Chad Bowar: It has been said that Prominence and Demise is Winds’ most metal album to date. Would you agree?
Andy Winter: Yes, I totally agree. We wanted to make an album that was a little more edgy, heavy, progressive and technical than we’ve done before. We wanted to move things along and not copy what we had done before. We channeled our creativity and pushed our creative limits. This one is a little more heavy. Some people will like that, and I’m sure some people won’t, but it’s what we are doing right now.
You’ve been working on the album since 2004?

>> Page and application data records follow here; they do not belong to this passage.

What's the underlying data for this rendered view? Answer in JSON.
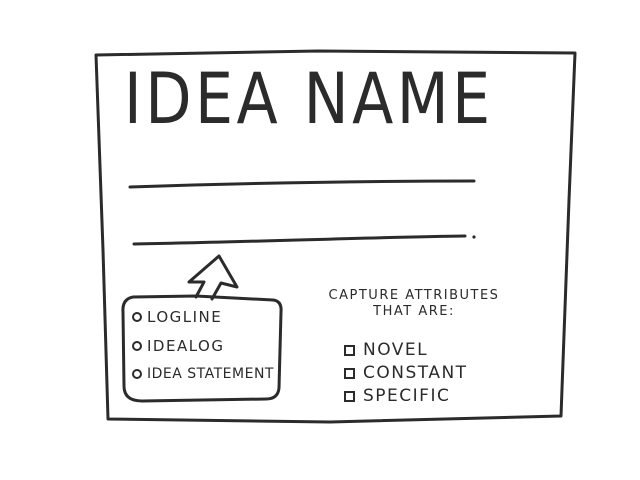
{
  "card": {
    "title": "IDEA NAME",
    "ink_color": "#2b2b2b"
  },
  "formats": {
    "items": [
      {
        "label": "LOGLINE",
        "icon": "bullet-circle-icon"
      },
      {
        "label": "IDEALOG",
        "icon": "bullet-circle-icon"
      },
      {
        "label": "IDEA STATEMENT",
        "icon": "bullet-circle-icon"
      }
    ]
  },
  "attributes": {
    "heading_line1": "CAPTURE ATTRIBUTES",
    "heading_line2": "THAT ARE:",
    "items": [
      {
        "label": "NOVEL",
        "icon": "checkbox-icon"
      },
      {
        "label": "CONSTANT",
        "icon": "checkbox-icon"
      },
      {
        "label": "SPECIFIC",
        "icon": "checkbox-icon"
      }
    ]
  }
}
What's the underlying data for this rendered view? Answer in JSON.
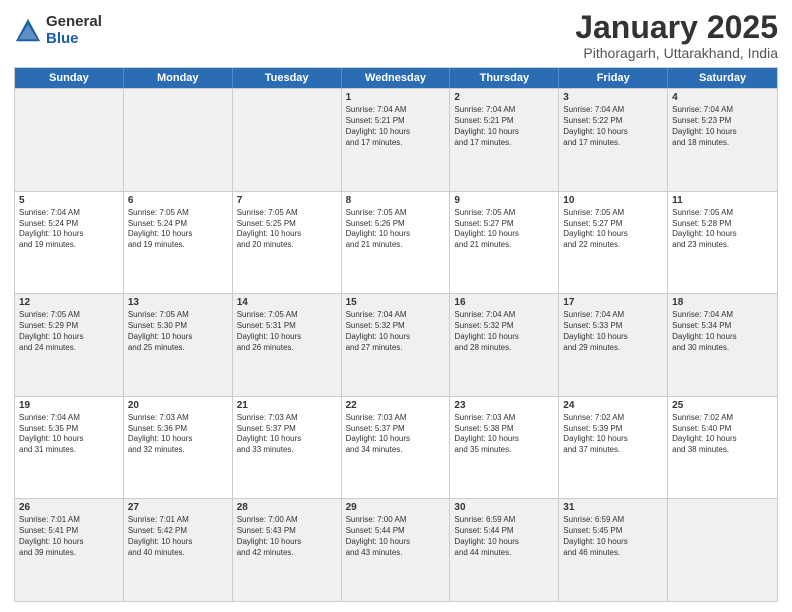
{
  "header": {
    "logo_general": "General",
    "logo_blue": "Blue",
    "month_title": "January 2025",
    "subtitle": "Pithoragarh, Uttarakhand, India"
  },
  "weekdays": [
    "Sunday",
    "Monday",
    "Tuesday",
    "Wednesday",
    "Thursday",
    "Friday",
    "Saturday"
  ],
  "rows": [
    [
      {
        "day": "",
        "text": ""
      },
      {
        "day": "",
        "text": ""
      },
      {
        "day": "",
        "text": ""
      },
      {
        "day": "1",
        "text": "Sunrise: 7:04 AM\nSunset: 5:21 PM\nDaylight: 10 hours\nand 17 minutes."
      },
      {
        "day": "2",
        "text": "Sunrise: 7:04 AM\nSunset: 5:21 PM\nDaylight: 10 hours\nand 17 minutes."
      },
      {
        "day": "3",
        "text": "Sunrise: 7:04 AM\nSunset: 5:22 PM\nDaylight: 10 hours\nand 17 minutes."
      },
      {
        "day": "4",
        "text": "Sunrise: 7:04 AM\nSunset: 5:23 PM\nDaylight: 10 hours\nand 18 minutes."
      }
    ],
    [
      {
        "day": "5",
        "text": "Sunrise: 7:04 AM\nSunset: 5:24 PM\nDaylight: 10 hours\nand 19 minutes."
      },
      {
        "day": "6",
        "text": "Sunrise: 7:05 AM\nSunset: 5:24 PM\nDaylight: 10 hours\nand 19 minutes."
      },
      {
        "day": "7",
        "text": "Sunrise: 7:05 AM\nSunset: 5:25 PM\nDaylight: 10 hours\nand 20 minutes."
      },
      {
        "day": "8",
        "text": "Sunrise: 7:05 AM\nSunset: 5:26 PM\nDaylight: 10 hours\nand 21 minutes."
      },
      {
        "day": "9",
        "text": "Sunrise: 7:05 AM\nSunset: 5:27 PM\nDaylight: 10 hours\nand 21 minutes."
      },
      {
        "day": "10",
        "text": "Sunrise: 7:05 AM\nSunset: 5:27 PM\nDaylight: 10 hours\nand 22 minutes."
      },
      {
        "day": "11",
        "text": "Sunrise: 7:05 AM\nSunset: 5:28 PM\nDaylight: 10 hours\nand 23 minutes."
      }
    ],
    [
      {
        "day": "12",
        "text": "Sunrise: 7:05 AM\nSunset: 5:29 PM\nDaylight: 10 hours\nand 24 minutes."
      },
      {
        "day": "13",
        "text": "Sunrise: 7:05 AM\nSunset: 5:30 PM\nDaylight: 10 hours\nand 25 minutes."
      },
      {
        "day": "14",
        "text": "Sunrise: 7:05 AM\nSunset: 5:31 PM\nDaylight: 10 hours\nand 26 minutes."
      },
      {
        "day": "15",
        "text": "Sunrise: 7:04 AM\nSunset: 5:32 PM\nDaylight: 10 hours\nand 27 minutes."
      },
      {
        "day": "16",
        "text": "Sunrise: 7:04 AM\nSunset: 5:32 PM\nDaylight: 10 hours\nand 28 minutes."
      },
      {
        "day": "17",
        "text": "Sunrise: 7:04 AM\nSunset: 5:33 PM\nDaylight: 10 hours\nand 29 minutes."
      },
      {
        "day": "18",
        "text": "Sunrise: 7:04 AM\nSunset: 5:34 PM\nDaylight: 10 hours\nand 30 minutes."
      }
    ],
    [
      {
        "day": "19",
        "text": "Sunrise: 7:04 AM\nSunset: 5:35 PM\nDaylight: 10 hours\nand 31 minutes."
      },
      {
        "day": "20",
        "text": "Sunrise: 7:03 AM\nSunset: 5:36 PM\nDaylight: 10 hours\nand 32 minutes."
      },
      {
        "day": "21",
        "text": "Sunrise: 7:03 AM\nSunset: 5:37 PM\nDaylight: 10 hours\nand 33 minutes."
      },
      {
        "day": "22",
        "text": "Sunrise: 7:03 AM\nSunset: 5:37 PM\nDaylight: 10 hours\nand 34 minutes."
      },
      {
        "day": "23",
        "text": "Sunrise: 7:03 AM\nSunset: 5:38 PM\nDaylight: 10 hours\nand 35 minutes."
      },
      {
        "day": "24",
        "text": "Sunrise: 7:02 AM\nSunset: 5:39 PM\nDaylight: 10 hours\nand 37 minutes."
      },
      {
        "day": "25",
        "text": "Sunrise: 7:02 AM\nSunset: 5:40 PM\nDaylight: 10 hours\nand 38 minutes."
      }
    ],
    [
      {
        "day": "26",
        "text": "Sunrise: 7:01 AM\nSunset: 5:41 PM\nDaylight: 10 hours\nand 39 minutes."
      },
      {
        "day": "27",
        "text": "Sunrise: 7:01 AM\nSunset: 5:42 PM\nDaylight: 10 hours\nand 40 minutes."
      },
      {
        "day": "28",
        "text": "Sunrise: 7:00 AM\nSunset: 5:43 PM\nDaylight: 10 hours\nand 42 minutes."
      },
      {
        "day": "29",
        "text": "Sunrise: 7:00 AM\nSunset: 5:44 PM\nDaylight: 10 hours\nand 43 minutes."
      },
      {
        "day": "30",
        "text": "Sunrise: 6:59 AM\nSunset: 5:44 PM\nDaylight: 10 hours\nand 44 minutes."
      },
      {
        "day": "31",
        "text": "Sunrise: 6:59 AM\nSunset: 5:45 PM\nDaylight: 10 hours\nand 46 minutes."
      },
      {
        "day": "",
        "text": ""
      }
    ]
  ]
}
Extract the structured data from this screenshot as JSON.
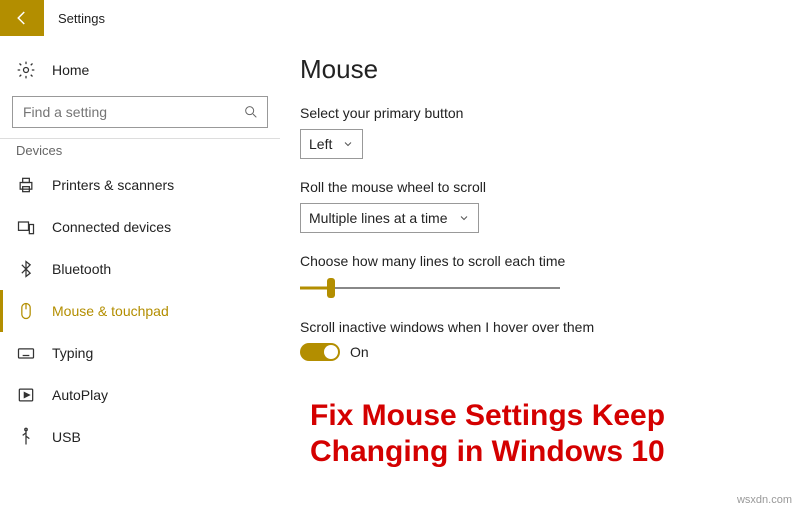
{
  "titlebar": {
    "title": "Settings"
  },
  "sidebar": {
    "home": "Home",
    "search_placeholder": "Find a setting",
    "group": "Devices",
    "items": [
      {
        "label": "Printers & scanners"
      },
      {
        "label": "Connected devices"
      },
      {
        "label": "Bluetooth"
      },
      {
        "label": "Mouse & touchpad"
      },
      {
        "label": "Typing"
      },
      {
        "label": "AutoPlay"
      },
      {
        "label": "USB"
      }
    ]
  },
  "main": {
    "heading": "Mouse",
    "primary_button_label": "Select your primary button",
    "primary_button_value": "Left",
    "wheel_label": "Roll the mouse wheel to scroll",
    "wheel_value": "Multiple lines at a time",
    "lines_label": "Choose how many lines to scroll each time",
    "inactive_label": "Scroll inactive windows when I hover over them",
    "inactive_value": "On"
  },
  "overlay": "Fix Mouse Settings Keep Changing in Windows 10",
  "watermark": "wsxdn.com"
}
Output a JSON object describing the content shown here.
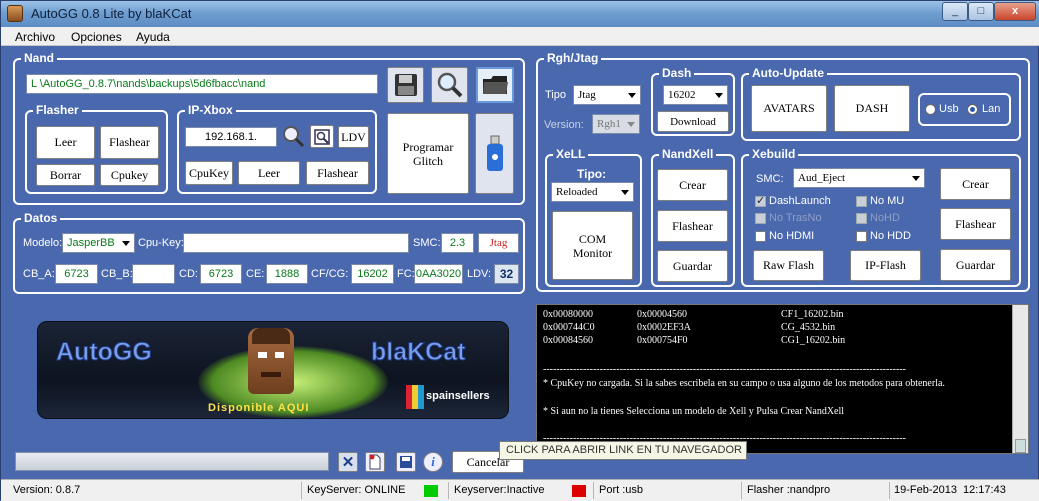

That sounds about right. It’s been about three years since we started recording the record. We’ve been recording here and there, taking our time and making sure everything came out the way we wanted it to. We didn’t put a time limit on ourselves this time. A lot of people have been anxious for it to be done, but I didn’t really consider it a delay since we didn’t have a time frame to begin with.
I understand you did part of the recording of the album in a church.
Yes. We did the strings recordings in an old timber church from the 1800s. It’s over 150 years old and the acoustics in there are awesome. It was in the town that Carl (August Tidemann, guitarist) is from. We decided to record the strings on location this time. We had done it twice before in the studio. There’s something about a church that makes it different than a studio environment. We were really happy with the results. It was difficult, though. The studio has all the stuff in place, but a church has nothing. So it’s not only setting up the strings and the microphones, but also the recording side of it. It was very time consuming. We were really happy it worked out and it was an awesome experience.
When going to a remote location like that, you’re dealing with a lot of variables and unknowns.
Yes, and it was really cold in there. It was the middle of the winter in Norway and there was very limited heating. We had to retune things a lot. We got a very famous Norwegian producer to record the strings. He did it as a favor to Carl. They are good friends. We were really lucky to get his services. It made it easier for us as well.
You’ve always been the main songwriter for Winds. Did the other band members contribute a little more this time?
Yes, they did. The basic structures of things I wrote about two thirds. Carl and Lars (E. Si, vocalist) wrote the other third. We all come with creative ideas for each other’s parts. I actually wrote a guitar solo for Carl, the very first guitar solo on the record. They had some ideas for my stuff, and string ideas we worked out together. We’ve gone towards more and more collaboration on each album, so I wouldn’t be surprised if the next album comes out with the basic structures having been written by everyone.
You also brought in several guest performers on this CD.
That was something that we had never really done before. We had only one guest before. We really wanted to throw in some different things, especially the female vocals (from Agnete of Madder Mortem) which we never had before. It was something that Carl and Jan Axel (von Bloomberg, drummer) wanted to do for a long time and I didn’t feel it was right until now with this record. The way it came together I thought it would be perfect to have a female guest vocalist. We recorded parts with Lars Nedland (Borknagar) and Dan Swano (Edge Of Sanity) as well. That was a cool thing to have the variation of different parts and we were happy with it.
How did you decide on the album title of Prominence and Demise?
I came up with that. I wrote the concepts and all the lyrics on this album. I’ve had the name since we started recording. The title has been around for a long time in my mind.
Any chance of the band ever touring?
Whenever an album comes out the first thing people want to know is if we are going to do shows around the world. We really want to, but it’s so difficult putting something like that together, especially considering the time we have to spend rehearsing for something like that. It’s not that we don’t want to, but for someone like Jan Axel touring with Dimmu Borgir pays well, and Winds probably wouldn’t pay much. We are all busy. We have never even rehearsed as a band. There are a lot of barriers. We really want to, but at the moment there are no plans to tour.
Are you originally from Norway?
Yes. I was born and raised there and lived there for quite a while before I ventured out into the world. I came back for a while before leaving again. It’s been about seven years since I’ve lived there. When we started Winds we all lived in Norway. I moved to the United States, and Lars moved to Finland. Carl still lives in Norway. We are spread out all over the place, which is another thing that makes it difficult to get together for touring.